If environmental chemicals can impair our organs and change our nervous system, then it only makes sense that they might have effects on our emotional health, as well.
Indeed, researchers recently discovered that higher levels of parabens and polyaromatic hydrocarbons in urine may be an indicator that a person needs more emotional support, such as talking over problems or help making difficult decisions, than others with lower concentrations do. Such relationship exists whether or not people might have other health conditions, including mental health problems.
These chemicals are both quite common. Parabens are often used as preservatives in cosmetic and pharmaceutical products, and polyaromatic hydrocarbons are found in exhaust, asphalt, coal tar, smoke, soil and charbroiled foods.
These chemicals may trigger a physical reaction that ultimately leads to the disruption of emotions. Daily exposure to these chemicals could lead to a person developing a dependency on them. This can induce inflammation or immune function to alert cell injury or damage. And that could, in turn, chronically disturb neuron functioning, leading to the disruption of emotions, and hence a need for more emotional support. Recent research has even linked these pollution-induced brain changes with heightened suicide risk.
How do we know when we are exposed to unnecessary environmental chemicals?
Once we know the relationships of harmful chemicals and health, we can start to figure out how to lessen or prevent exposure to these chemicals. This could mean reducing our use of the consumer products that contain these substances. However, consumers should be discerning when choosing replacement products, as scientists recently discovered that toxic chemicals are present even in products labeled as “non-toxic,” “all-natural,” “green” or “organic.”
Buildings built more than 30 years ago could be another source of exposure and therefore need our attention to renovate. They could emit chemicals that harm our health because they have building materials that contain harmful chemicals like lead, as well as other environmental pollutants like mold.
A screening program is one of the ways to identify housing and chemical issues at an early stage.
Another way is through an unpleasant smell which is exactly what it sounds like. The presence of unpleasant odors might direct us to where the excess chemicals around us are. These issues could also be detected by reviewing self-rated health. This is an indicator of physical and mental health issues, created by asking people questions about their health. And based on new research about environmental chemicals and oral health, one could also look at teeth from time to time.
Additionally, personalized tools like the EPA’s MyEnvironment site can help individuals identify the most common hazardous chemicals they come across in their everyday lives.

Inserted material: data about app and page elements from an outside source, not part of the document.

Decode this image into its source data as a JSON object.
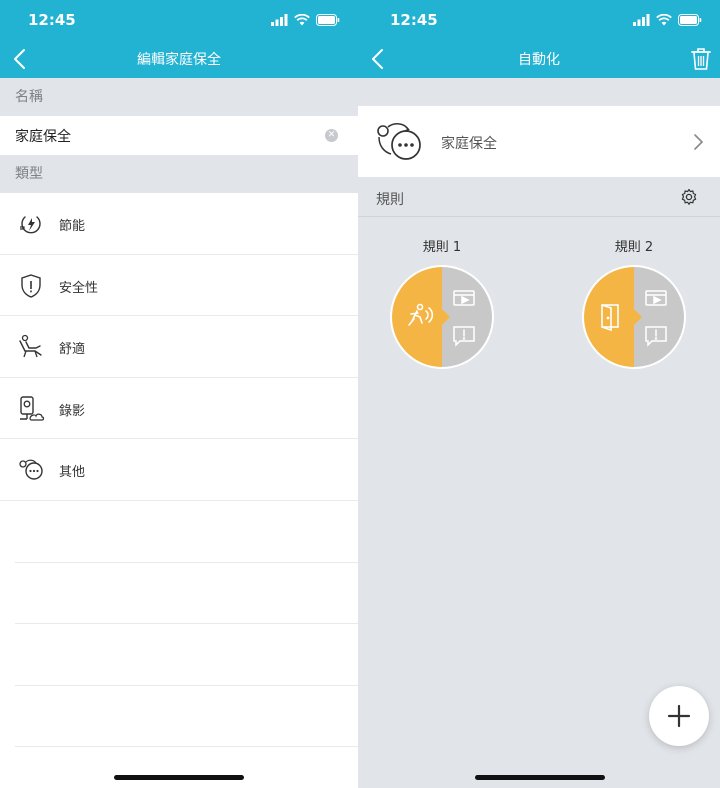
{
  "left_screen": {
    "status_time": "12:45",
    "nav_title": "編輯家庭保全",
    "name_section_label": "名稱",
    "name_value": "家庭保全",
    "type_section_label": "類型",
    "types": [
      {
        "label": "節能",
        "icon": "energy-saving-icon"
      },
      {
        "label": "安全性",
        "icon": "shield-icon"
      },
      {
        "label": "舒適",
        "icon": "recliner-icon"
      },
      {
        "label": "錄影",
        "icon": "camera-icon"
      },
      {
        "label": "其他",
        "icon": "other-icon"
      }
    ]
  },
  "right_screen": {
    "status_time": "12:45",
    "nav_title": "自動化",
    "home_label": "家庭保全",
    "rules_label": "規則",
    "rules": [
      {
        "name": "規則 1",
        "trigger_icon": "motion-icon",
        "action_icons": [
          "video-icon",
          "alert-icon"
        ]
      },
      {
        "name": "規則 2",
        "trigger_icon": "door-icon",
        "action_icons": [
          "video-icon",
          "alert-icon"
        ]
      }
    ]
  },
  "colors": {
    "header": "#22b2d2",
    "section_bg": "#e1e4e8",
    "trigger": "#f5b544",
    "action": "#c8c8c8"
  }
}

The EPA tool allows a user to enter geographic information (zip code, city or state) and find federal, state and local information about environmental conditions and features in that area, linking the toxin(s) with potential health effects.
These types of preventative measures could be carried out on a regular basis for individuals and each household to suggest when to examine and remove the unnecessary environmental chemicals in order to improve and sustain our health, well-being and quality of life.